A Virtuous Soldier
Being a virtuous soldier means preserving regular formations even under the heaviest shoot outs, a soldier who is never taken aback by imaginary worries, and in the face of authentic threat disputes the ground bit by bit. A virtuous soldier is proud in the sense of triumph and in no way loses his sense of duty, his respect for and confidence in his commander, even when faced with defeat (Vallor, 2014).
One of the main virtues that a combatant should have is courageousness. This implies risk, and then the consciousness of possible peril (Mosser, 2013). Courage involves panic, since risks also brings about fear. Courage is the condition that assists in overcoming fear but not to dispose it. Soldiers who experience pain with anger and delight in vengeance are not brave people, because the purpose of their self-confidence is not nobility.The other virtues soldiers should have are integrity and respect whereby integrity seems to be directly connected with acts of courage in addition to honesty. However integrity creates a situation for trust to be expanded and trust in this case is stimulated by uprightness and respect. Dishonest people cannot be trusted and hence the lack of trust is caused by the discontinuity among individual view of integrity and others’ conduct. Integrity is necessary in order for a soldier be honourable and dependable.

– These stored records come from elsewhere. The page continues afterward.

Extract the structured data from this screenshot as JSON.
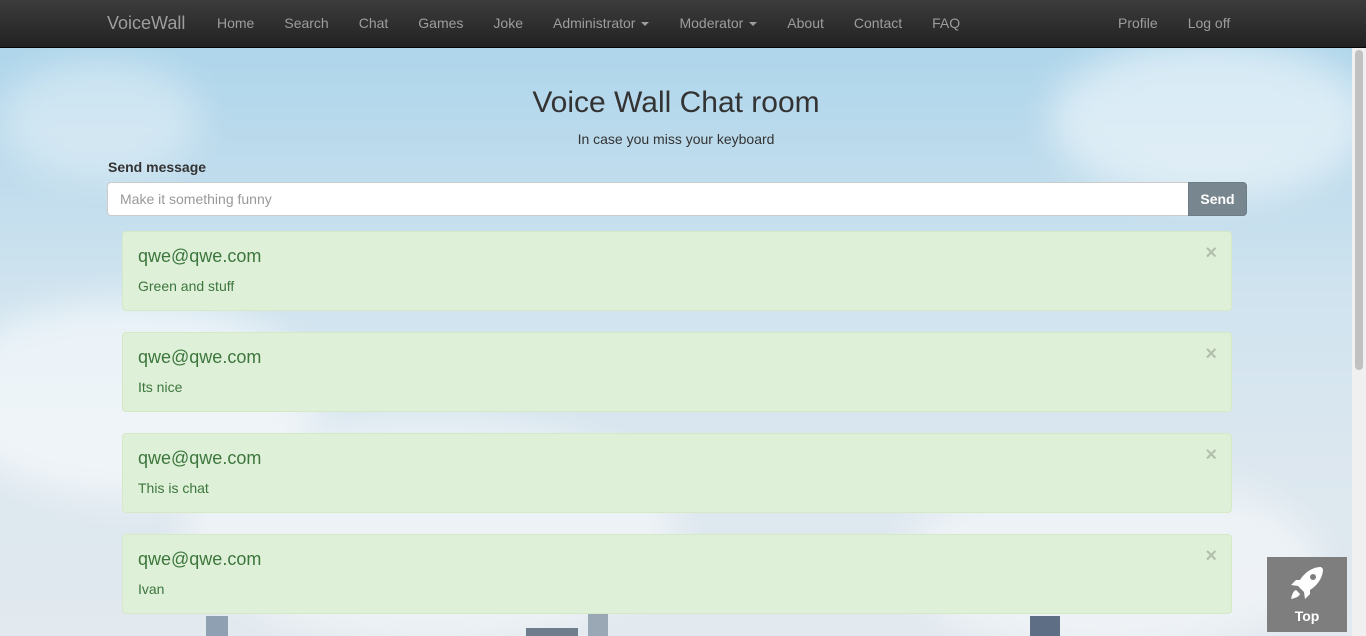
{
  "navbar": {
    "brand": "VoiceWall",
    "links": [
      {
        "label": "Home"
      },
      {
        "label": "Search"
      },
      {
        "label": "Chat"
      },
      {
        "label": "Games"
      },
      {
        "label": "Joke"
      },
      {
        "label": "Administrator",
        "dropdown": true
      },
      {
        "label": "Moderator",
        "dropdown": true
      },
      {
        "label": "About"
      },
      {
        "label": "Contact"
      },
      {
        "label": "FAQ"
      }
    ],
    "right_links": [
      {
        "label": "Profile"
      },
      {
        "label": "Log off"
      }
    ]
  },
  "header": {
    "title": "Voice Wall Chat room",
    "subtitle": "In case you miss your keyboard"
  },
  "composer": {
    "label": "Send message",
    "placeholder": "Make it something funny",
    "value": "",
    "send_label": "Send"
  },
  "messages": [
    {
      "author": "qwe@qwe.com",
      "text": "Green and stuff",
      "close": "×"
    },
    {
      "author": "qwe@qwe.com",
      "text": "Its nice",
      "close": "×"
    },
    {
      "author": "qwe@qwe.com",
      "text": "This is chat",
      "close": "×"
    },
    {
      "author": "qwe@qwe.com",
      "text": "Ivan",
      "close": "×"
    }
  ],
  "top_button": {
    "label": "Top",
    "icon": "rocket-icon"
  },
  "colors": {
    "navbar": "#222222",
    "message_bg": "#dff0d8",
    "message_text": "#3c763d",
    "send_button": "#78878f"
  }
}
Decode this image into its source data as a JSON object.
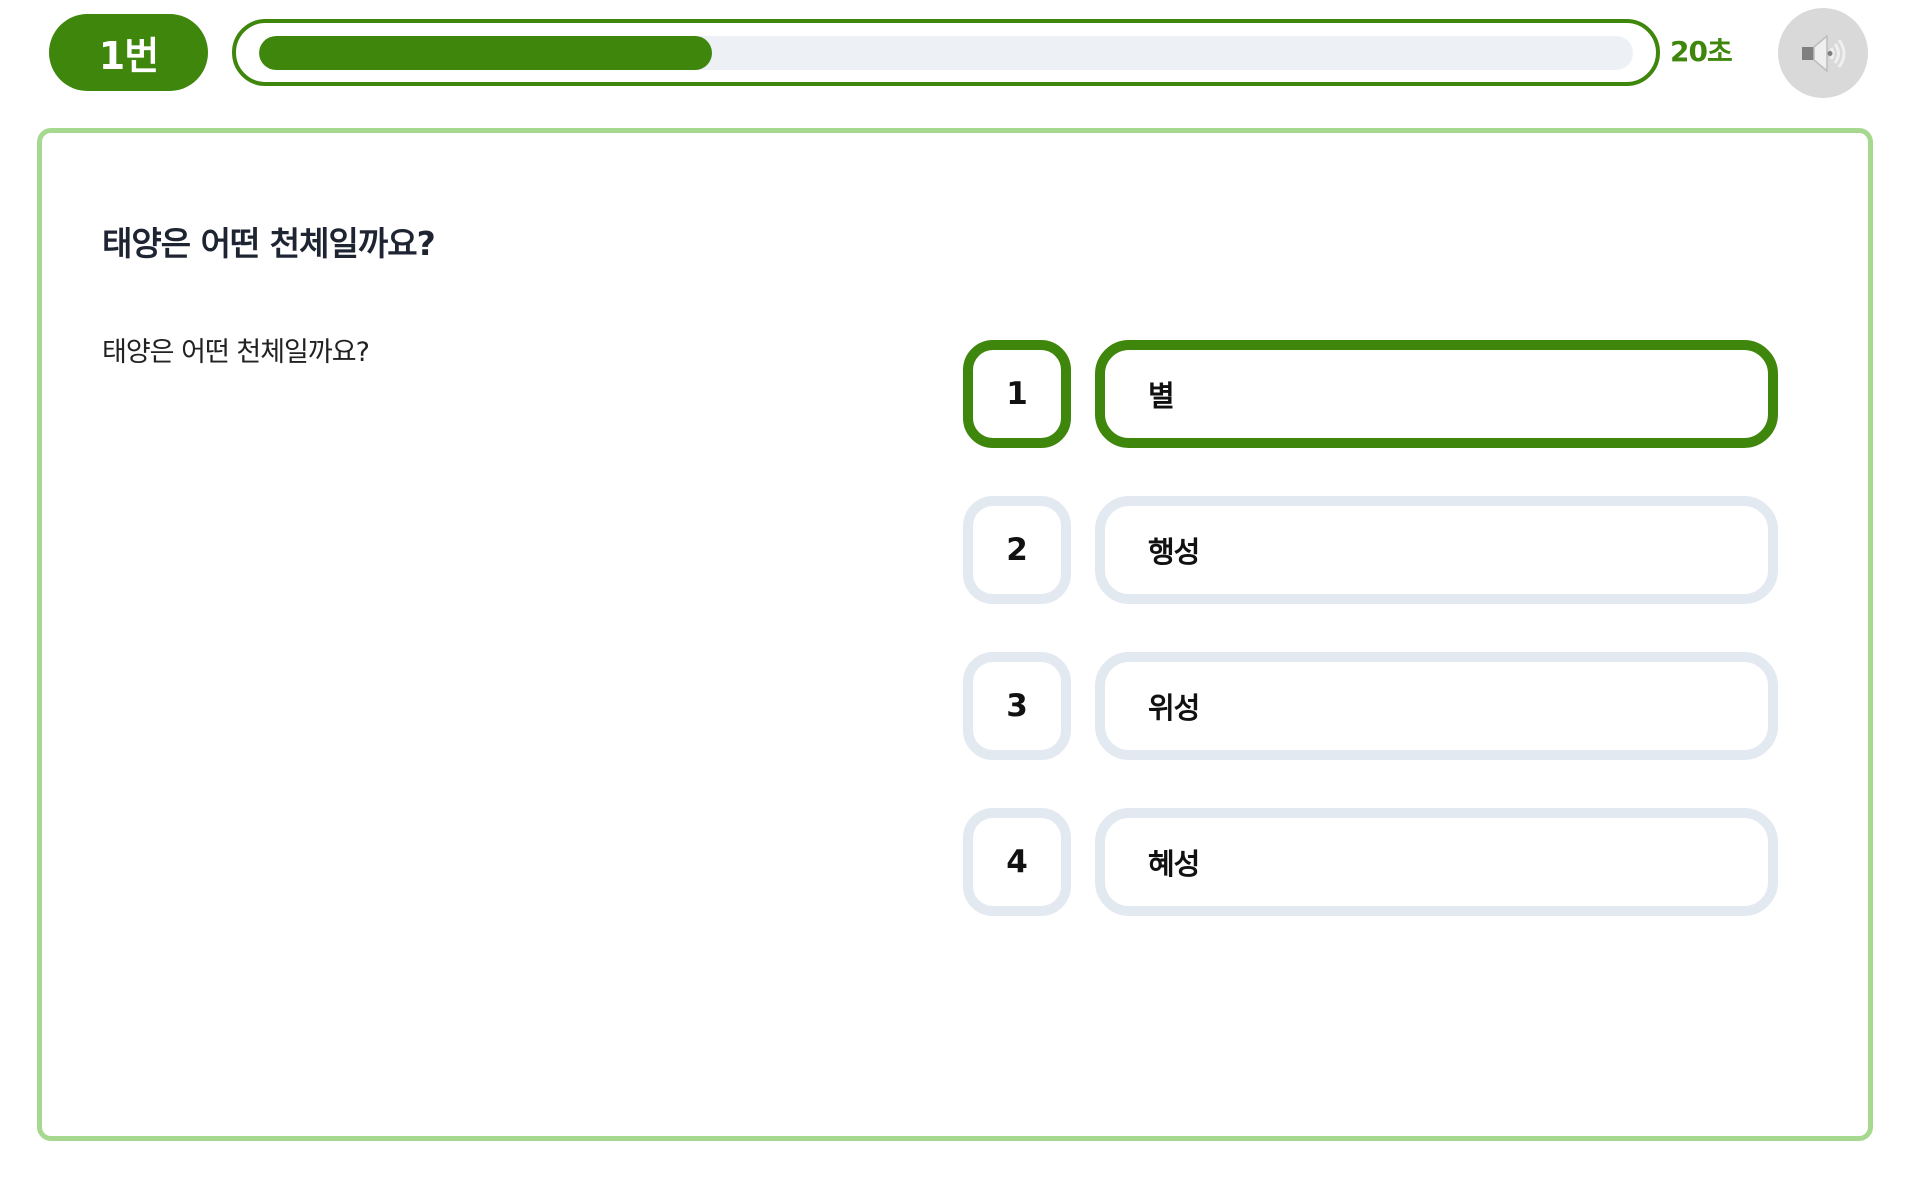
{
  "header": {
    "question_number_label": "1번",
    "timer_label": "20초",
    "timer_progress_fraction": 0.33,
    "sound_icon": "speaker-icon"
  },
  "question": {
    "title": "태양은 어떤 천체일까요?",
    "body": "태양은 어떤 천체일까요?"
  },
  "options": [
    {
      "number": "1",
      "label": "별",
      "selected": true
    },
    {
      "number": "2",
      "label": "행성",
      "selected": false
    },
    {
      "number": "3",
      "label": "위성",
      "selected": false
    },
    {
      "number": "4",
      "label": "혜성",
      "selected": false
    }
  ],
  "colors": {
    "accent": "#3f860c",
    "card_border": "#a7d88f",
    "option_border": "#e3e9f1",
    "timer_rail": "#edf1f5",
    "sound_button_bg": "#d9d9d9"
  }
}
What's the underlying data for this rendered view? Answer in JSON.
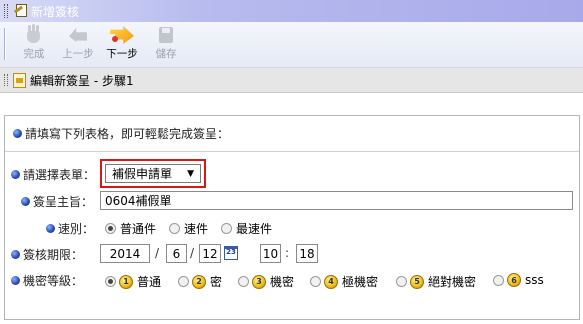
{
  "window": {
    "title": "新增簽核"
  },
  "toolbar": {
    "finish_label": "完成",
    "prev_label": "上一步",
    "next_label": "下一步",
    "save_label": "儲存"
  },
  "edit_header": {
    "title": "編輯新簽呈 - 步驟1"
  },
  "form": {
    "intro": "請填寫下列表格，即可輕鬆完成簽呈：",
    "form_select": {
      "label": "請選擇表單：",
      "value": "補假申請單"
    },
    "subject": {
      "label": "簽呈主旨：",
      "value": "0604補假單"
    },
    "speed": {
      "label": "速別：",
      "options": [
        {
          "label": "普通件",
          "selected": true
        },
        {
          "label": "速件",
          "selected": false
        },
        {
          "label": "最速件",
          "selected": false
        }
      ]
    },
    "deadline": {
      "label": "簽核期限：",
      "year": "2014",
      "month": "6",
      "day": "12",
      "calendar_icon_text": "23",
      "hour": "10",
      "minute": "18"
    },
    "security": {
      "label": "機密等級：",
      "options": [
        {
          "num": "1",
          "label": "普通",
          "selected": true
        },
        {
          "num": "2",
          "label": "密",
          "selected": false
        },
        {
          "num": "3",
          "label": "機密",
          "selected": false
        },
        {
          "num": "4",
          "label": "極機密",
          "selected": false
        },
        {
          "num": "5",
          "label": "絕對機密",
          "selected": false
        },
        {
          "num": "6",
          "label": "sss",
          "selected": false
        }
      ]
    }
  }
}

Any raid or action should be planned to facilitate the military in defeat of an enemy, it have to be an attack on a military aim, and the damage caused to general public or their property must be minimal and not disproportionate. In a case a soldier finds himself in a similar scenario he should reflect on this principle. This principle is predestined to limit avoidable deaths and damages. This not only best facilitates assignment completion, but it also undergirds the personal and community ethic (Vallor, 2014). A virtuous soldier in this situation will evaluate the impact of his decisions on national policy and on general public and thus take appropriate action.
Mosser, K. (2013). Understanding Philosophy. San Diego, CA: Bridgepoint Education, Inc.
Vallor, S. (2014). Armed Robots and Military Virtue. In The Ethics of Information Warfare (pp. 169-185). Springer International Publishing.